Look through the lines below and extract any with the word "shop".

......

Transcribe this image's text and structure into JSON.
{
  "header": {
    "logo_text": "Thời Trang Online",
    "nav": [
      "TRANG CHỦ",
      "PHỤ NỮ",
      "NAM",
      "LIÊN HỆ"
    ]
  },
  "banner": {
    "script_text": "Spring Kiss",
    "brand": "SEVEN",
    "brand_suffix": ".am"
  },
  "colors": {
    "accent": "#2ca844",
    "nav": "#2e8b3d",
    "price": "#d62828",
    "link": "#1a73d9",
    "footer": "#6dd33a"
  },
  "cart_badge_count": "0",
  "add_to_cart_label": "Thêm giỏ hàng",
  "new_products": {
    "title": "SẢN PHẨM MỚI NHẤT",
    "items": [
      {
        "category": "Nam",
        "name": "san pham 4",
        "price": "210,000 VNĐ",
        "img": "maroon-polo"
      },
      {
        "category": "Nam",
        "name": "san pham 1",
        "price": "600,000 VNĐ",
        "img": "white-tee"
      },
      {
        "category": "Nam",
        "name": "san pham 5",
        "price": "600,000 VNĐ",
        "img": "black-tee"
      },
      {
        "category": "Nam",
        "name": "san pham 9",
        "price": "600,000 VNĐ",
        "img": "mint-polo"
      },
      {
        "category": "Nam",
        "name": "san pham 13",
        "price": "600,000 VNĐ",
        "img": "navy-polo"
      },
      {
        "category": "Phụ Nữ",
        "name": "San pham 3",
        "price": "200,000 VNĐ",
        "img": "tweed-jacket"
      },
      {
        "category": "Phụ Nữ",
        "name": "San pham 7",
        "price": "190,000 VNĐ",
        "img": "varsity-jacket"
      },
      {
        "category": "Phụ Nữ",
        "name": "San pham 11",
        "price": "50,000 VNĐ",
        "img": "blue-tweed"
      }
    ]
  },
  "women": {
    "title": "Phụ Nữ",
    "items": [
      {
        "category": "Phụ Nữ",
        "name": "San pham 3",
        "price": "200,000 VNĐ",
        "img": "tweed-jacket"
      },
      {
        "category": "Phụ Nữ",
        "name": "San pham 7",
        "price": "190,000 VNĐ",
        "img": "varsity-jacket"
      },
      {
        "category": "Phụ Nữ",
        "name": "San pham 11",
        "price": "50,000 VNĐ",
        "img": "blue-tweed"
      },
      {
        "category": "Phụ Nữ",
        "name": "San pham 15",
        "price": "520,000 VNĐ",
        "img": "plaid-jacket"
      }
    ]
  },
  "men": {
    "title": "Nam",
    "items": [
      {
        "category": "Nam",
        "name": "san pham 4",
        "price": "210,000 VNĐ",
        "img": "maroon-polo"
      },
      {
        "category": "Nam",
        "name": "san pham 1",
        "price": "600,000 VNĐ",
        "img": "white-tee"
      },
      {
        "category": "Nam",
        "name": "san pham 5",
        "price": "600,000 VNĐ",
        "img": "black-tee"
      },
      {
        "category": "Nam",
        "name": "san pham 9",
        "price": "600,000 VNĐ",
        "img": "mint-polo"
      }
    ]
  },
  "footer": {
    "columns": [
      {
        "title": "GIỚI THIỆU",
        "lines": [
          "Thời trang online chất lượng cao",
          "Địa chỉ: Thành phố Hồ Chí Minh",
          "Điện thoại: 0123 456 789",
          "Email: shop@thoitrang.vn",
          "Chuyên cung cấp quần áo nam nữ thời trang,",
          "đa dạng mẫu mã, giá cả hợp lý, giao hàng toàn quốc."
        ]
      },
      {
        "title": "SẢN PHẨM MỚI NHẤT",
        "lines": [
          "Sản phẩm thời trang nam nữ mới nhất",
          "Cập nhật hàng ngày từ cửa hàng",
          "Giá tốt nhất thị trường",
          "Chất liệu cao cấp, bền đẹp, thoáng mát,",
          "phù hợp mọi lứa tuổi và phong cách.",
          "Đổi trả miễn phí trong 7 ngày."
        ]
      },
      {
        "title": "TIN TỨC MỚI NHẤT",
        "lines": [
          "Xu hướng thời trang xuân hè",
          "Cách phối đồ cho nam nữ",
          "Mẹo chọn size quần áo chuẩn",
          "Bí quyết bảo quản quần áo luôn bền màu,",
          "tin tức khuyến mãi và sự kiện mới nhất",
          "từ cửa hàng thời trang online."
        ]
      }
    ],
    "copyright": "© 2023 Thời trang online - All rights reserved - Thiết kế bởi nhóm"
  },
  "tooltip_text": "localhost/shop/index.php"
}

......

● **Completed exercise**
          "Email: shop@thoitrang.vn",
  "tooltip_text": "localhost/shop/index.php"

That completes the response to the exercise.